A pier basilica, easily recognizable by its main features, constitutes the core of the fortified church in Caţa. Inside, the pillars with arcades are a typical Romanesque construction to connect the side aisles to the nave. On the northern clerestory two uncovered false windows can be seen. The Romanesque chancel as well as the apse were rebuilt during the 15th century in Gothic style. The cross vault collapsed 1894 together with the western tower and it was replaced later on by a flat ceiling. The tower was never rebuilt. The massive fortified curtain wall dating back to the 15th century still preserves four of initial six defence towers. The pentagonal “priest’s tower” offers views over the garden of the parish house. The assembly was provided with a second defence wall with outer bailey as early as the 17th century. Its northern side was demolished in 1884 and in 1937 for using the resulting material to build the school and the community hall.
Place and surroundings
The precise date of the village’s establishment remains unknown. While the first documented reference dates back to the beginning of the 15th century, the foundation of the Romanesque basilica in the village’s center was laid as early as 1250 and the church was also fortified later on. The village developed at the crossing point of two main roads, thus being often affected by enemy attacks and fires throughout the centuries. During the 17th and the 18th century the village was plundered and torched six times. A strong fire heavily damaged the fortified church around 1706, while the parish house and the school were entirely burned down.

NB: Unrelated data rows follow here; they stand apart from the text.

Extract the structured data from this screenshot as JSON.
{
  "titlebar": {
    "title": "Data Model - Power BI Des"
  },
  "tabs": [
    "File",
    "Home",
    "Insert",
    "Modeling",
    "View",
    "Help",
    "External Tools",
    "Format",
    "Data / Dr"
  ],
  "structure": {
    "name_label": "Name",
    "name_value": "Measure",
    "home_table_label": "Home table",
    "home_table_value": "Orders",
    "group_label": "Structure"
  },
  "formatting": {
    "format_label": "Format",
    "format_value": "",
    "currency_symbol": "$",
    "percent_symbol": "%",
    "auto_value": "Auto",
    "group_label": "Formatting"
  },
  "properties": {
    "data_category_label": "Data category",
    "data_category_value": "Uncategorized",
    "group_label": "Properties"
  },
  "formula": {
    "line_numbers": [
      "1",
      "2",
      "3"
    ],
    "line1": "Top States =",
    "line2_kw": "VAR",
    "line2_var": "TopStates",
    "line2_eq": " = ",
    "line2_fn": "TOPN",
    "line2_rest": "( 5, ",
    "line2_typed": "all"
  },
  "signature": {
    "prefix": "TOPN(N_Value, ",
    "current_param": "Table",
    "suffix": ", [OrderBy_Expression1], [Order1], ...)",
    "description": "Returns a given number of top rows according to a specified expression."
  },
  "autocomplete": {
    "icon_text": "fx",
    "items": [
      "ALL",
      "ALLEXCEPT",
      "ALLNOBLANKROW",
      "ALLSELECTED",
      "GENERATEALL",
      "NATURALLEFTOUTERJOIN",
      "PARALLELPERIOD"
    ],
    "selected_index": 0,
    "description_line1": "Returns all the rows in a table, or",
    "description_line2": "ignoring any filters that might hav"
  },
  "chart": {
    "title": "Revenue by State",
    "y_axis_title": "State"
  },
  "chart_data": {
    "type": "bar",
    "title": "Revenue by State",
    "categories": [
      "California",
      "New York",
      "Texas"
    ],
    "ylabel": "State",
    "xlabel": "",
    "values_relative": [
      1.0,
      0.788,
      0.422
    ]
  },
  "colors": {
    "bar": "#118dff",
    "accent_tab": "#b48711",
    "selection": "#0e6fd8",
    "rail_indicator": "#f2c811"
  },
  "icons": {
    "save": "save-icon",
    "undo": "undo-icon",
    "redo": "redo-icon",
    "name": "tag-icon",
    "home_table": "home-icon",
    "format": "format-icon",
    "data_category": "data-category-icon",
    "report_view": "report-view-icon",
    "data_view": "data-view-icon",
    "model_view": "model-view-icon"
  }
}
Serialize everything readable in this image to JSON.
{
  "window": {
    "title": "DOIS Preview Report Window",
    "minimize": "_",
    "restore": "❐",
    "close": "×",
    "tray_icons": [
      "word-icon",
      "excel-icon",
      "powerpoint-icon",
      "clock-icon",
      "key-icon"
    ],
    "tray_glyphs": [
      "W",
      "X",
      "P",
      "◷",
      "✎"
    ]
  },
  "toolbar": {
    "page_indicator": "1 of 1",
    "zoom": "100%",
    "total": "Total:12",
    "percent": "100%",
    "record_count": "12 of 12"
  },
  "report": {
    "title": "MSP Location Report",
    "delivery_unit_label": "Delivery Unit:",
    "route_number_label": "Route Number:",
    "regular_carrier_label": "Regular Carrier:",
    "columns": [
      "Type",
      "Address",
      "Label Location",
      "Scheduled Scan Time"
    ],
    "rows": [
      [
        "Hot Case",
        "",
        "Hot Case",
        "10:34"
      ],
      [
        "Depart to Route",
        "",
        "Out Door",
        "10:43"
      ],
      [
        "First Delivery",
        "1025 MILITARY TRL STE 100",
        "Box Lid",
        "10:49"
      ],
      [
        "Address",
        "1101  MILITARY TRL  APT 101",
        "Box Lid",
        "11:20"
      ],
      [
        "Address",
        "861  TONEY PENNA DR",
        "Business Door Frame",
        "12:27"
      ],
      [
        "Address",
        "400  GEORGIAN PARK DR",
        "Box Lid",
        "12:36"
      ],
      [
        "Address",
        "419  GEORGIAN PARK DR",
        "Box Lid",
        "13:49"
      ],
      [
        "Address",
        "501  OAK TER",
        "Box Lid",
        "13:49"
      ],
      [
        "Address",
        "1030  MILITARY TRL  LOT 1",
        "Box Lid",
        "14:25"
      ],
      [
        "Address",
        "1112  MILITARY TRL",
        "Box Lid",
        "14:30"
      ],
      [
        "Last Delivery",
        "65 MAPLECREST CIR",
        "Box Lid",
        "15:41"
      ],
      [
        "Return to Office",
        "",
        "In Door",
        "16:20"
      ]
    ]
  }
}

With its 2.500 residents Caţa is today a rather quiet and peaceful place. In the village’s center, in the parish house lives the Transylvanian Saxon writer and film maker Friedrich Schuller. He restored the homestead where his father used to live as priest of the village and regularly hosts cultural and literary events.